Running LexFloatServer in Docker

Hello. We’re considering running the LexFloatServer program inside a docker image, as that fits best with how our services are deployed.

Is there any specific considerations or issues that would result from this?

In addition, where does it store persistent data? I couldn’t find that information in the documentation.


One may feel tempted to run LexFloatServer in a Docker container as it simplifies deployment when using Docker Compose or Kubernetes.

But for licensing to work properly, LexFloatServer itself needs to be node-locked to a machine, otherwise your customers can activate multiple LexFloatServer instances using a single license.
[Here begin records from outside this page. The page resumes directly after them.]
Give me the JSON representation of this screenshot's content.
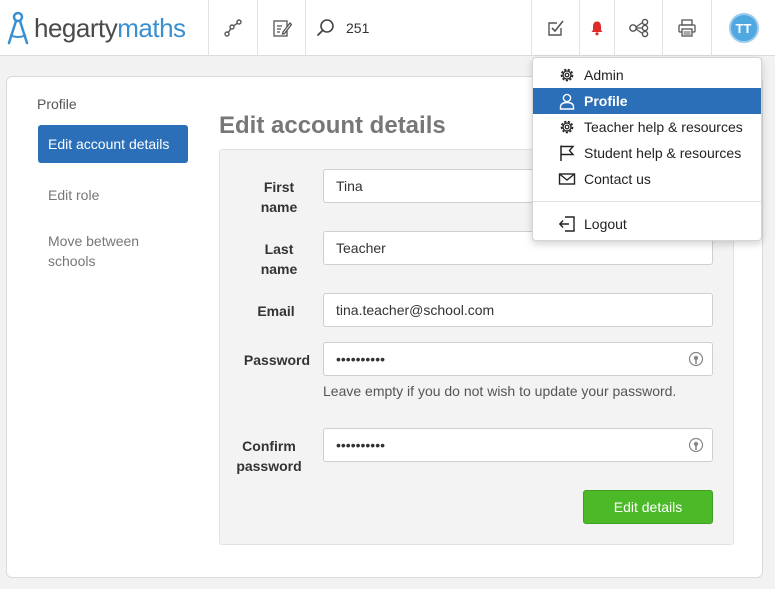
{
  "brand": {
    "part1": "hegarty",
    "part2": "maths"
  },
  "search": {
    "value": "251"
  },
  "avatar": {
    "initials": "TT"
  },
  "sidebar": {
    "title": "Profile",
    "items": [
      {
        "label": "Edit account details"
      },
      {
        "label": "Edit role"
      },
      {
        "label": "Move between schools"
      }
    ]
  },
  "page": {
    "title": "Edit account details"
  },
  "form": {
    "first_name": {
      "label": "First name",
      "value": "Tina"
    },
    "last_name": {
      "label": "Last name",
      "value": "Teacher"
    },
    "email": {
      "label": "Email",
      "value": "tina.teacher@school.com"
    },
    "password": {
      "label": "Password",
      "value": "••••••••••"
    },
    "password_hint": "Leave empty if you do not wish to update your password.",
    "confirm": {
      "label": "Confirm password",
      "value": "••••••••••"
    },
    "submit": "Edit details"
  },
  "menu": {
    "items": [
      {
        "label": "Admin",
        "icon": "gear-icon"
      },
      {
        "label": "Profile",
        "icon": "user-icon"
      },
      {
        "label": "Teacher help & resources",
        "icon": "gear-icon"
      },
      {
        "label": "Student help & resources",
        "icon": "flag-icon"
      },
      {
        "label": "Contact us",
        "icon": "envelope-icon"
      }
    ],
    "logout": {
      "label": "Logout",
      "icon": "logout-icon"
    }
  },
  "colors": {
    "accent": "#2a6fb8",
    "brand_blue": "#3a8fd0",
    "success": "#4cb928",
    "alert": "#e02b2b"
  }
}
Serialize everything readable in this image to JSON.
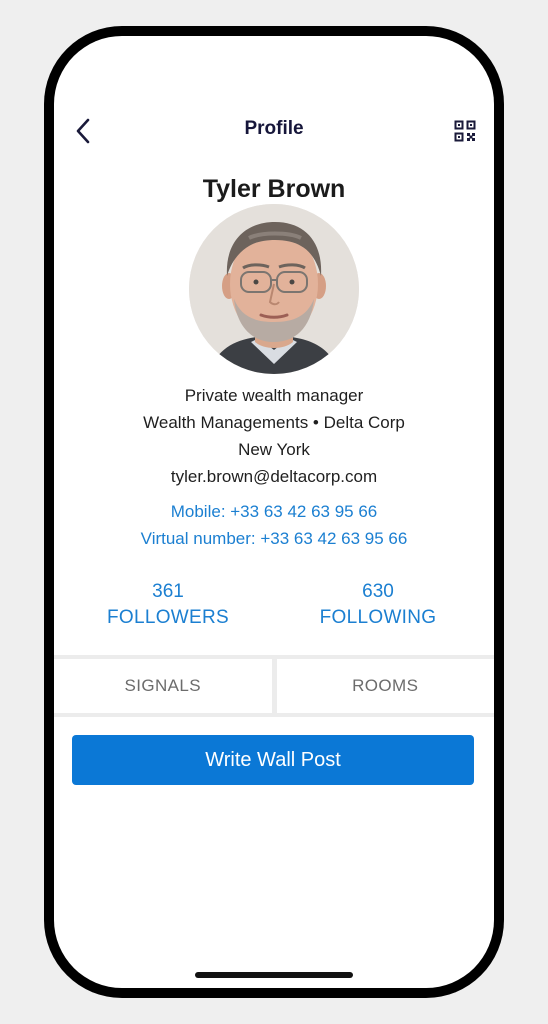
{
  "header": {
    "title": "Profile"
  },
  "profile": {
    "name": "Tyler Brown",
    "job_title": "Private wealth manager",
    "department_company": "Wealth Managements • Delta Corp",
    "location": "New York",
    "email": "tyler.brown@deltacorp.com",
    "mobile": "Mobile: +33 63 42 63 95 66",
    "virtual_number": "Virtual number: +33 63 42 63 95 66"
  },
  "stats": {
    "followers": {
      "count": "361",
      "label": "FOLLOWERS"
    },
    "following": {
      "count": "630",
      "label": "FOLLOWING"
    }
  },
  "tabs": [
    {
      "label": "SIGNALS"
    },
    {
      "label": "ROOMS"
    }
  ],
  "actions": {
    "write_wall_post": "Write Wall Post"
  },
  "colors": {
    "accent": "#0b78d6",
    "link": "#1b7fd1",
    "title": "#16163a"
  }
}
When you run any app (in this case LexFloatServer) on a VM or in a container you actually risk LexFloatServer being run on multiple instances as VMs can be perfectly cloned and containers don’t give enough host access to generate a quality fingerprint and no fingerprint at all if the container is running inside a VM.

Hence, it is important to run LexFloatServer on the actual host machine for max security to prevent piracy.

Hello, adnan-kamili, thanks for your answer.

I understand your concern, but this is a pretty strong requirement for us at the moment.
We might change that, or we might find the extra risk acceptable for our use case.

What we’re looking for is practical information both on running the software in a docker container, and how much effort it would be to clone it. I assume that the server generates an unique id on startup that would also need to be cloned, so it wouldn’t just be to do a new install and then existing license key/ response would work on that?

Edit: Also, would it be some files or devices that could be mapped in to the container that would increase the complexity of cloning it?

Suppose you create an on-premise floating license which allows one activation and say 100 floating clients.

Your customer activates the LexFloatServer on machine 1 at port 8080. Now if your customer tries running another LexFloatServer instance on the same machine at a different port to server 100 more floating clients, then LexFloatServer will detect this using multi-process detection and will prevent this. But if you run LexFloatServer inside Docker, your customer can spin up as many LexFloatServer instances as they want inside a container on the same machine at different ports and license as many floating clients as they want.